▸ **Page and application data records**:
.....

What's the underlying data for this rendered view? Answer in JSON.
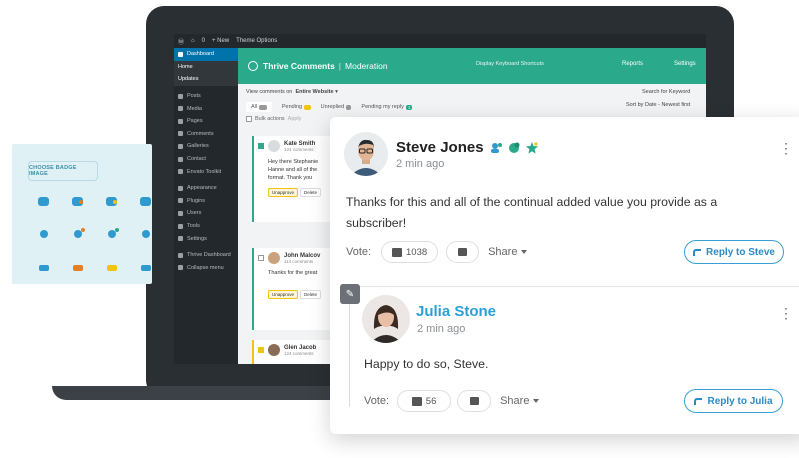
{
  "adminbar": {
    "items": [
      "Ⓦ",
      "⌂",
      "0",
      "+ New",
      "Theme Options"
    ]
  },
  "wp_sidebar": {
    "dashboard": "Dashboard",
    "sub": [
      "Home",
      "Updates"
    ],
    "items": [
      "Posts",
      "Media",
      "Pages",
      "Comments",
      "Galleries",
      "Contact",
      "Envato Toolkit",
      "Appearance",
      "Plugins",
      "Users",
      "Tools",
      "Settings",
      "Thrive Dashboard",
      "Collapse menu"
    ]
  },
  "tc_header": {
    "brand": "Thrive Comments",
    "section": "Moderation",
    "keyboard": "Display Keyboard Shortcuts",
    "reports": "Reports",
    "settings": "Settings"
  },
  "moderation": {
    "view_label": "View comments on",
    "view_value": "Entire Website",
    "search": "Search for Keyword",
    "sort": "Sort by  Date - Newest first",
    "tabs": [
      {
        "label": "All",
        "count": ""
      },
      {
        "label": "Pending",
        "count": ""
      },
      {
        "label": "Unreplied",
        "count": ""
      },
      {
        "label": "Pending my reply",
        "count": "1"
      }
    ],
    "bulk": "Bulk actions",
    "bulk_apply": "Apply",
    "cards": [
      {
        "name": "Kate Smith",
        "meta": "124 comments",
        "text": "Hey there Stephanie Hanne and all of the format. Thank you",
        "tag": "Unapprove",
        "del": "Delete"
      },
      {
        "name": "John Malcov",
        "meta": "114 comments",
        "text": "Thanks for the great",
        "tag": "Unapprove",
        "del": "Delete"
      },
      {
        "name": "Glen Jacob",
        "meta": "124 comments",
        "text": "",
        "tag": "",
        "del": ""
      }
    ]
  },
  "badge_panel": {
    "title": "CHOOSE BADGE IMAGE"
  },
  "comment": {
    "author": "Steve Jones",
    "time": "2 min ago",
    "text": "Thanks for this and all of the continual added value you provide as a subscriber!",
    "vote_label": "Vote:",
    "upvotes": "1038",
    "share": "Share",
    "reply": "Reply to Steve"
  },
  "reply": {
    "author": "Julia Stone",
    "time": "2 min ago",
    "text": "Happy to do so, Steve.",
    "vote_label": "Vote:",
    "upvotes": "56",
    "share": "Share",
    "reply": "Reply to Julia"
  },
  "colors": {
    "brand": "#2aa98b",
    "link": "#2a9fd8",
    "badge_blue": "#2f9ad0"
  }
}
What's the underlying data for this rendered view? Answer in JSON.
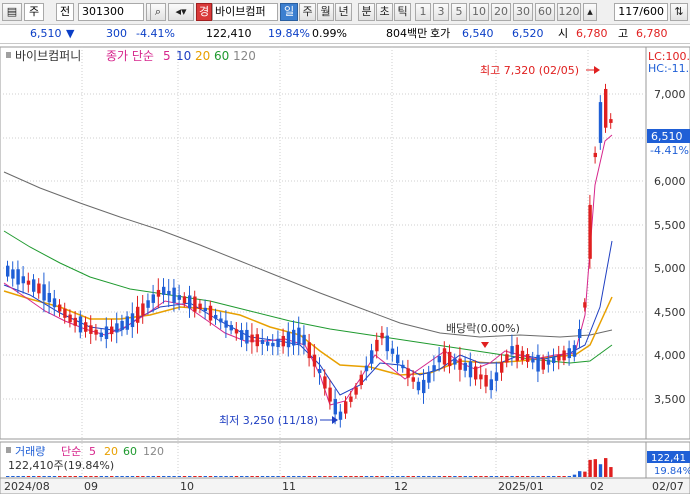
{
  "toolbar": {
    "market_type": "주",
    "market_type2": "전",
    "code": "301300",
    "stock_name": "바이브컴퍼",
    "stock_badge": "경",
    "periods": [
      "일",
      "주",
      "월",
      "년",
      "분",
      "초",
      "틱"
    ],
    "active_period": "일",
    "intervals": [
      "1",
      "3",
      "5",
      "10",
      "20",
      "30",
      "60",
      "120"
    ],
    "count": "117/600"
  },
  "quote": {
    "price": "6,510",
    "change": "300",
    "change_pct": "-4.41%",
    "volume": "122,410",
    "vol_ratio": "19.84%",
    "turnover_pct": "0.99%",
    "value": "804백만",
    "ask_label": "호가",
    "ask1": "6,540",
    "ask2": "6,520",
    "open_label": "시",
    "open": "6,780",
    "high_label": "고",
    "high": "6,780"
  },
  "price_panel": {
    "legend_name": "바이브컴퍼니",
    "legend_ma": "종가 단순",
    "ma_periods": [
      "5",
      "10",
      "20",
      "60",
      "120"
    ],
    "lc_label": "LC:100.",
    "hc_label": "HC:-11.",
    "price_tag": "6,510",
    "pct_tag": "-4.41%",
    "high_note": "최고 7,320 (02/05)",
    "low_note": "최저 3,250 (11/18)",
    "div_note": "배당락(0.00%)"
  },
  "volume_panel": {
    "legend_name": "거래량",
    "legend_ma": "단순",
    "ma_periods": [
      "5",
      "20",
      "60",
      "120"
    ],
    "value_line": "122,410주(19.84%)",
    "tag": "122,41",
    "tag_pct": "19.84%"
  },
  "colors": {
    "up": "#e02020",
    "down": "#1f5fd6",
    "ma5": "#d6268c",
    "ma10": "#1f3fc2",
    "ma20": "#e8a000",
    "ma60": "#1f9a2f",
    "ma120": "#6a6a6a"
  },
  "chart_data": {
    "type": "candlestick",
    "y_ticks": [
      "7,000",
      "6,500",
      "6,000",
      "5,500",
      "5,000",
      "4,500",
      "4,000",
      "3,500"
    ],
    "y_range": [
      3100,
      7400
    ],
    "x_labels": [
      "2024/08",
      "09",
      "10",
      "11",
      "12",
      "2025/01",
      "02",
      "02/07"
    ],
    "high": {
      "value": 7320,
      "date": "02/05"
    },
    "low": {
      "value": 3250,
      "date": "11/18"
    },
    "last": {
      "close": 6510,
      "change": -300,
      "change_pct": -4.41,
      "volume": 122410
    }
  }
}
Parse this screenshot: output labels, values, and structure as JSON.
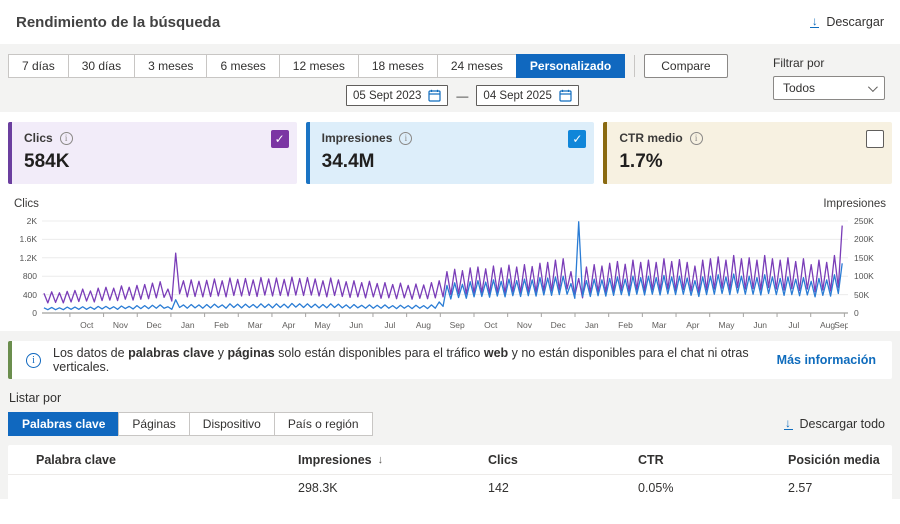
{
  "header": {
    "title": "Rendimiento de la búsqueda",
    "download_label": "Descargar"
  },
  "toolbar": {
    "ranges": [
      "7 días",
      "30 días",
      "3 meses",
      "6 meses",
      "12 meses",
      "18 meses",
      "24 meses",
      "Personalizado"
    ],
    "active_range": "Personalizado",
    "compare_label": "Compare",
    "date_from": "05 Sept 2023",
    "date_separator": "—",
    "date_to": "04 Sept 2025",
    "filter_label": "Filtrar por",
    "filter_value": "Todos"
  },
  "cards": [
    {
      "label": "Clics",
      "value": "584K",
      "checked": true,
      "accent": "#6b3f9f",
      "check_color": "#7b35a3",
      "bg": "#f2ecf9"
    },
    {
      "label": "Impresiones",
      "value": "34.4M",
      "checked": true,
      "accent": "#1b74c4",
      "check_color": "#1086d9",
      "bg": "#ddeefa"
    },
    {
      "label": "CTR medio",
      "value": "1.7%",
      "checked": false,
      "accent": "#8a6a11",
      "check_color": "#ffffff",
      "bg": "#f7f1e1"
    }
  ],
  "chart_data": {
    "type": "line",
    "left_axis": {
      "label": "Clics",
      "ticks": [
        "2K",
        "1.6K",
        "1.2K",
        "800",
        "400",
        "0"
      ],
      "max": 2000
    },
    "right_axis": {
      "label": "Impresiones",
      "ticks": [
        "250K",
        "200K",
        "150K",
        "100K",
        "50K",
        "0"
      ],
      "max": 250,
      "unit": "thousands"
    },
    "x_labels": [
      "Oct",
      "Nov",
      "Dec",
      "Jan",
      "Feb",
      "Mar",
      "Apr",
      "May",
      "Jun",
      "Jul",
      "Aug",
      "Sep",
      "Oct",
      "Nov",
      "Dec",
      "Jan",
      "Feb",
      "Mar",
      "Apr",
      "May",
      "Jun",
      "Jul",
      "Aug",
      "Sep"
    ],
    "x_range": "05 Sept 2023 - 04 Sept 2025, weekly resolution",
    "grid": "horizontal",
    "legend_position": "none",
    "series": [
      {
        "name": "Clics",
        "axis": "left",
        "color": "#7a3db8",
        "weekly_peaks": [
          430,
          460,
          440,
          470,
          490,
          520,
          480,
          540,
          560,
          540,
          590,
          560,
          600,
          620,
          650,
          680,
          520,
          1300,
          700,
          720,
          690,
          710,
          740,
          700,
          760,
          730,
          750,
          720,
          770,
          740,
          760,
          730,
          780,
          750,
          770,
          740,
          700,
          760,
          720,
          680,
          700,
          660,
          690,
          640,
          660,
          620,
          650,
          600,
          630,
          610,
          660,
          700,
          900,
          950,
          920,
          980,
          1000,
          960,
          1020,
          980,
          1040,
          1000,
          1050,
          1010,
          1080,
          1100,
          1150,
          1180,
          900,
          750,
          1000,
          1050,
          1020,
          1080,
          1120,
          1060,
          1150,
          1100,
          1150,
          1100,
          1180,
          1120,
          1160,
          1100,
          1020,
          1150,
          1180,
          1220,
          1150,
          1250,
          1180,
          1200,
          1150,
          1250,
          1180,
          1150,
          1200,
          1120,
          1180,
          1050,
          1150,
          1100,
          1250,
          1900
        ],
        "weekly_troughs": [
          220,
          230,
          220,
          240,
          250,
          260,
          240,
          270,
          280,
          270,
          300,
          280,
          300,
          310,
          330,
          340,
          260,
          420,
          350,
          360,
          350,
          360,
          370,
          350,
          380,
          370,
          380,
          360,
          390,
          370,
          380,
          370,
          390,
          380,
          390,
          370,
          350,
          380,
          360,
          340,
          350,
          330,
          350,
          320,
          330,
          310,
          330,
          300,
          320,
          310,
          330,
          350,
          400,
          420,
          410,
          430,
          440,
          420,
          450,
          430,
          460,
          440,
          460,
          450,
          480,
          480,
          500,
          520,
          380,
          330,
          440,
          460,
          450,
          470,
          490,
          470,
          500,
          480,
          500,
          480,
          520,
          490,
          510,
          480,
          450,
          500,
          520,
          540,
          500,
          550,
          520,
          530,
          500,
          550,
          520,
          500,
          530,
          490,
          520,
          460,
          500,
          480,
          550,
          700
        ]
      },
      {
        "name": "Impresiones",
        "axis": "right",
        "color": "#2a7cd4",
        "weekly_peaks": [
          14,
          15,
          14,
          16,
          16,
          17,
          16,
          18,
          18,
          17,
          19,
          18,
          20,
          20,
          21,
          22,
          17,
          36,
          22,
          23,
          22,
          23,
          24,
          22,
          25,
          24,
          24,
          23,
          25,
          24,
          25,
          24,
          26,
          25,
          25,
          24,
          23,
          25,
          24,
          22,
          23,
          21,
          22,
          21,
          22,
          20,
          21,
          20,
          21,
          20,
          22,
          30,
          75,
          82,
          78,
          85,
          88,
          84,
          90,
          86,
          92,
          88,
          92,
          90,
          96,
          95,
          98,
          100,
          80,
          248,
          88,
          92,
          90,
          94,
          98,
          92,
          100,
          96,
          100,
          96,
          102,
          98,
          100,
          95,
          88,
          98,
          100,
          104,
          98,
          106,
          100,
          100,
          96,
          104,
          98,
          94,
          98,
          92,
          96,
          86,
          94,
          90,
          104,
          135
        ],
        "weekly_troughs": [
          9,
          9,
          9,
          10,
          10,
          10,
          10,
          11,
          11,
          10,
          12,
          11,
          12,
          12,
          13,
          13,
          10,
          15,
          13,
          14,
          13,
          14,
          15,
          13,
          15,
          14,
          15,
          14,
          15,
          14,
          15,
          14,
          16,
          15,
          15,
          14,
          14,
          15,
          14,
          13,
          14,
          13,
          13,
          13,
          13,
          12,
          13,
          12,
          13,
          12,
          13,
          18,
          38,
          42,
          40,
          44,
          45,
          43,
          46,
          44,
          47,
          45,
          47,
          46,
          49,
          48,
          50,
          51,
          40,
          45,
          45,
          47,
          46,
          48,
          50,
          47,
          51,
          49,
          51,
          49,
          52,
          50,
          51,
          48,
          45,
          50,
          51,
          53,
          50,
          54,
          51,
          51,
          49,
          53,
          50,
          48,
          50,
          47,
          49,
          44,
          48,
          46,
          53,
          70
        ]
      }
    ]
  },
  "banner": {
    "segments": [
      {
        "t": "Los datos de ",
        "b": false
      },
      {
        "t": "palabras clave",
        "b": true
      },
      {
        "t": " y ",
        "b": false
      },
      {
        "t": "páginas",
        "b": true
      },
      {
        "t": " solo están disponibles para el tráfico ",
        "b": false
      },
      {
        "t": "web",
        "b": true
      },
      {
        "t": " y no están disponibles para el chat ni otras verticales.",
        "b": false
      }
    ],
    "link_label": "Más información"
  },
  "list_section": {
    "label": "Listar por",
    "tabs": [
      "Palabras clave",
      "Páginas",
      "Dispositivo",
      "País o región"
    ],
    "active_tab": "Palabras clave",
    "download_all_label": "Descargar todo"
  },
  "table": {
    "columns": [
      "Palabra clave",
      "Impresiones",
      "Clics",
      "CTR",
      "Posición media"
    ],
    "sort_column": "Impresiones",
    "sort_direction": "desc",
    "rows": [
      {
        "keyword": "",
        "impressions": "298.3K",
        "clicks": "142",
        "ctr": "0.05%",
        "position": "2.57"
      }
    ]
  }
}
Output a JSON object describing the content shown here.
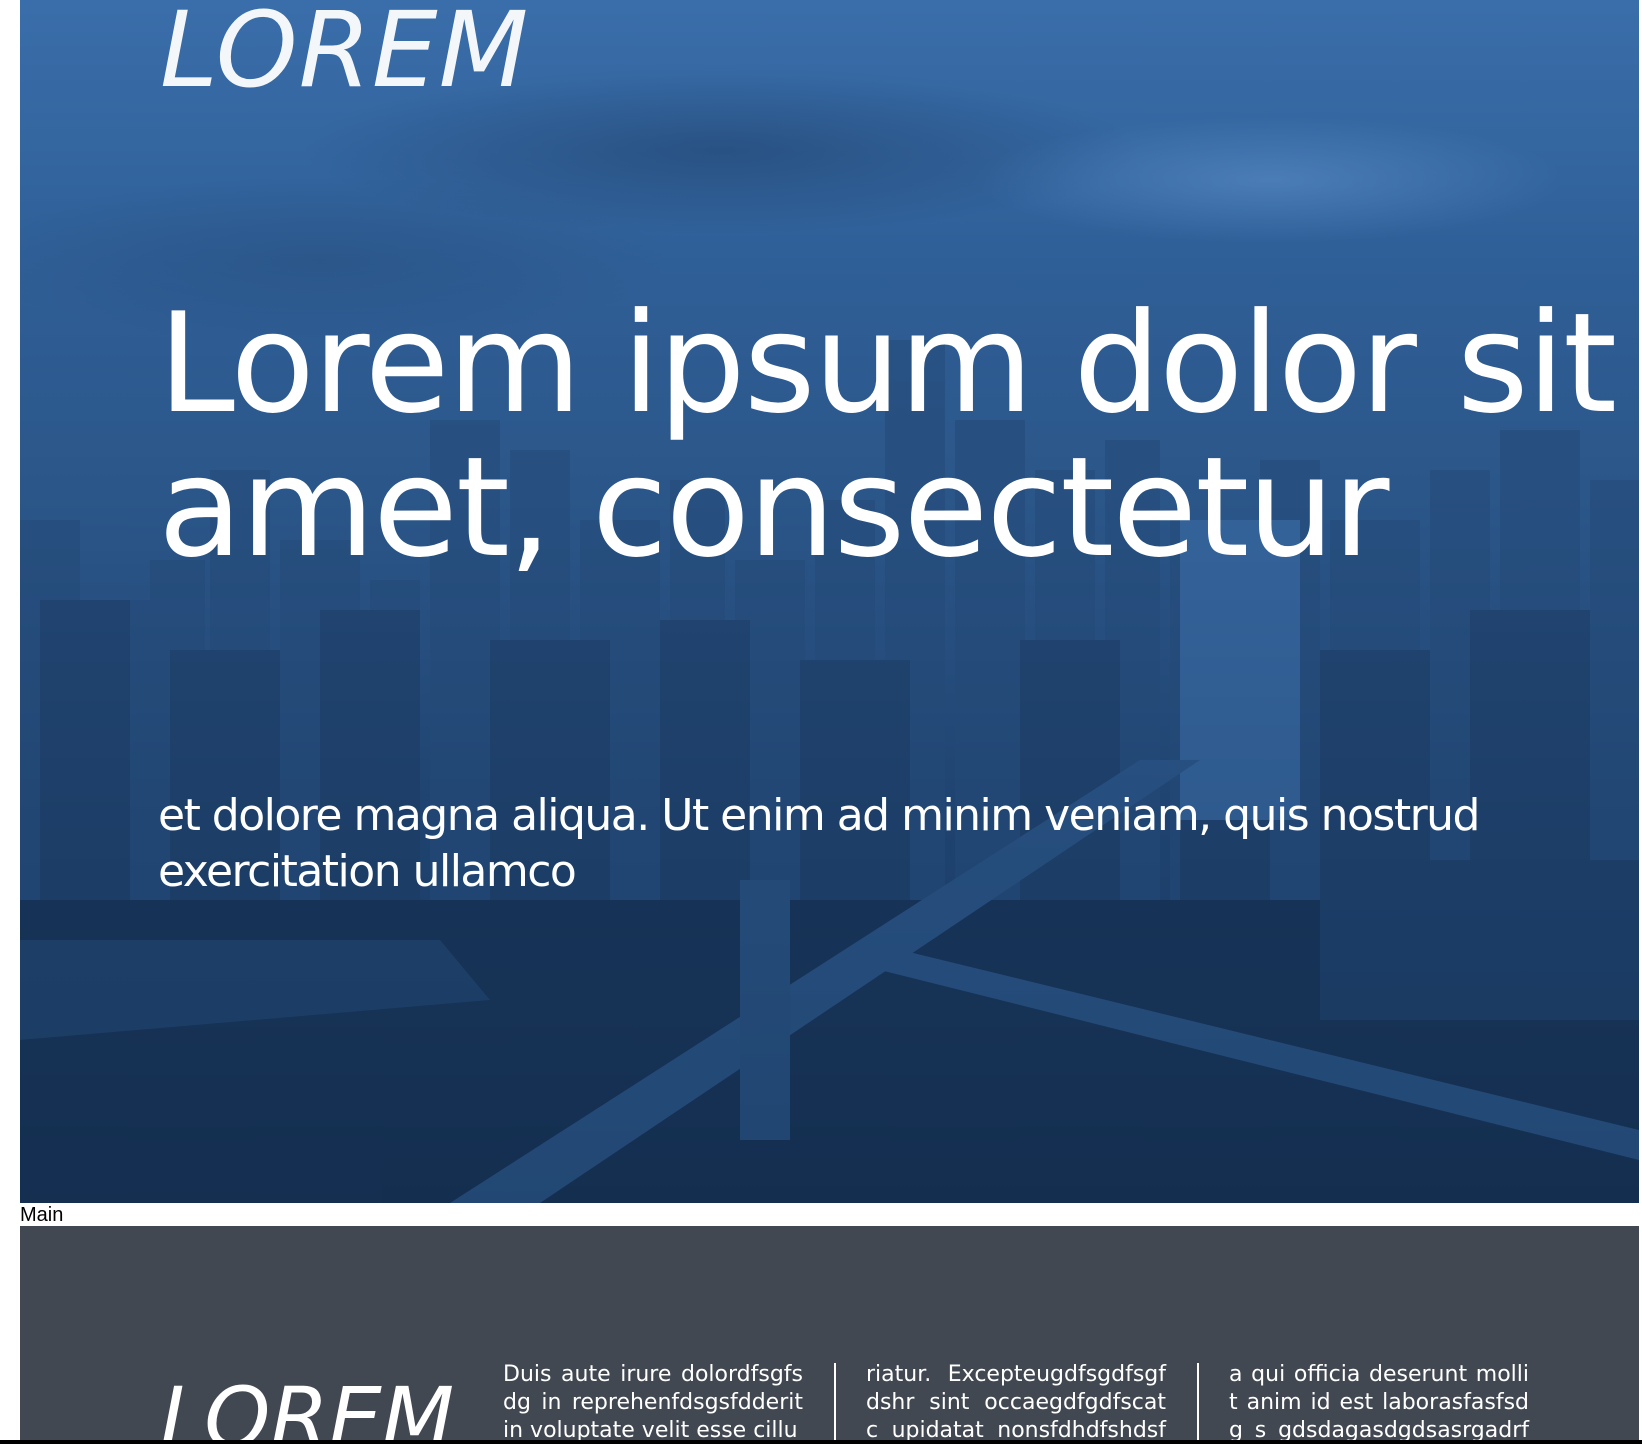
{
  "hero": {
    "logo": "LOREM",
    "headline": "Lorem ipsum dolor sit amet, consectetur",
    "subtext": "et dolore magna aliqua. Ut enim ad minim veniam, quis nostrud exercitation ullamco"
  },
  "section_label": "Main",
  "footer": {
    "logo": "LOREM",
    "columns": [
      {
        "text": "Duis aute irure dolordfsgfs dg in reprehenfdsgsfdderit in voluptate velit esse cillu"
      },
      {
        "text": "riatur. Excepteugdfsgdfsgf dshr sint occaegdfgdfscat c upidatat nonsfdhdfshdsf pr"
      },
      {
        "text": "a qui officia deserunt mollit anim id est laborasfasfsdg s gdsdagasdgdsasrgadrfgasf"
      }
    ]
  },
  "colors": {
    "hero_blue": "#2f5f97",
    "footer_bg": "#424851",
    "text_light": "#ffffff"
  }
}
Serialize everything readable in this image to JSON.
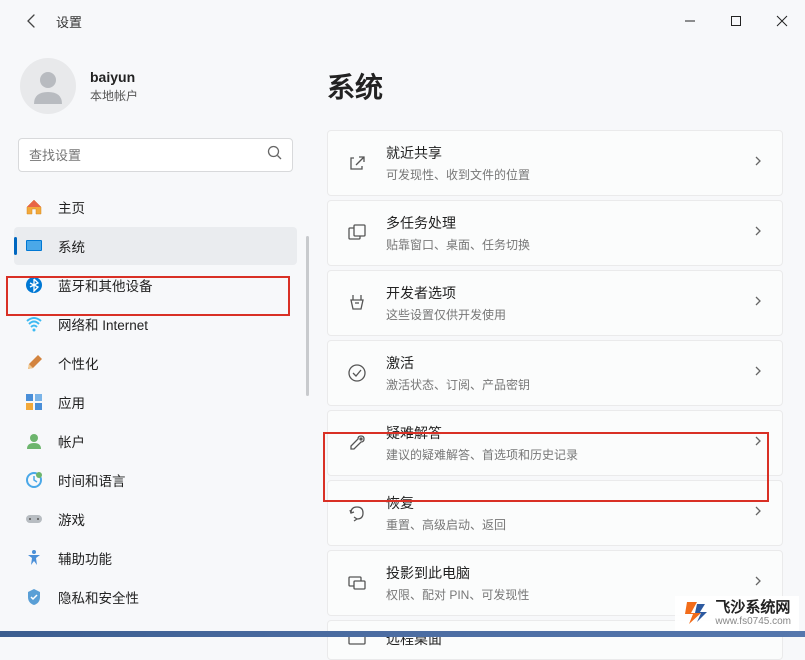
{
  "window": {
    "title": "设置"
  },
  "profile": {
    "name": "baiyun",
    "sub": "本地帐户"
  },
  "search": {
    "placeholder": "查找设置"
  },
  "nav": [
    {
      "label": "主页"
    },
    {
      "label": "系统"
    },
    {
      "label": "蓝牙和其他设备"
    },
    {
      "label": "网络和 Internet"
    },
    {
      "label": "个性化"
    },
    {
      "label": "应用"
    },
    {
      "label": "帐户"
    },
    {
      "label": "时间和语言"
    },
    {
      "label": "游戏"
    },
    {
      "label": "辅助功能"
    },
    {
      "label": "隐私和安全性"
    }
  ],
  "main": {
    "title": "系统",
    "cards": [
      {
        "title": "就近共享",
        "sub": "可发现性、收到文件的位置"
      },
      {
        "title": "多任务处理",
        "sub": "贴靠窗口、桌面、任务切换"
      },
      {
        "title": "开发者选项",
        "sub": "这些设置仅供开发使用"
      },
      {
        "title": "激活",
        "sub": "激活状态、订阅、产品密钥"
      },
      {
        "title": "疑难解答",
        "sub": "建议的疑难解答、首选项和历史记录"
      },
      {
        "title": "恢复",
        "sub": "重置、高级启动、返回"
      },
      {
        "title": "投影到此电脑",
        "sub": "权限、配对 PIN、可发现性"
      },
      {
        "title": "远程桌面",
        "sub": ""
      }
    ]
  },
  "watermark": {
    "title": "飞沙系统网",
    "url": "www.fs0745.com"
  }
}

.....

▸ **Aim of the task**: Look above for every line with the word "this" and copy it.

▸ **Written response**:
What's the underlying data for this rendered view? Answer in JSON.
    "text": "Thanks for this and all of the continual added value you provide as a subscriber!",
What's the underlying data for this rendered view? Answer in JSON.
Parse this screenshot: output labels, values, and structure as JSON.
Serialize everything readable in this image to JSON.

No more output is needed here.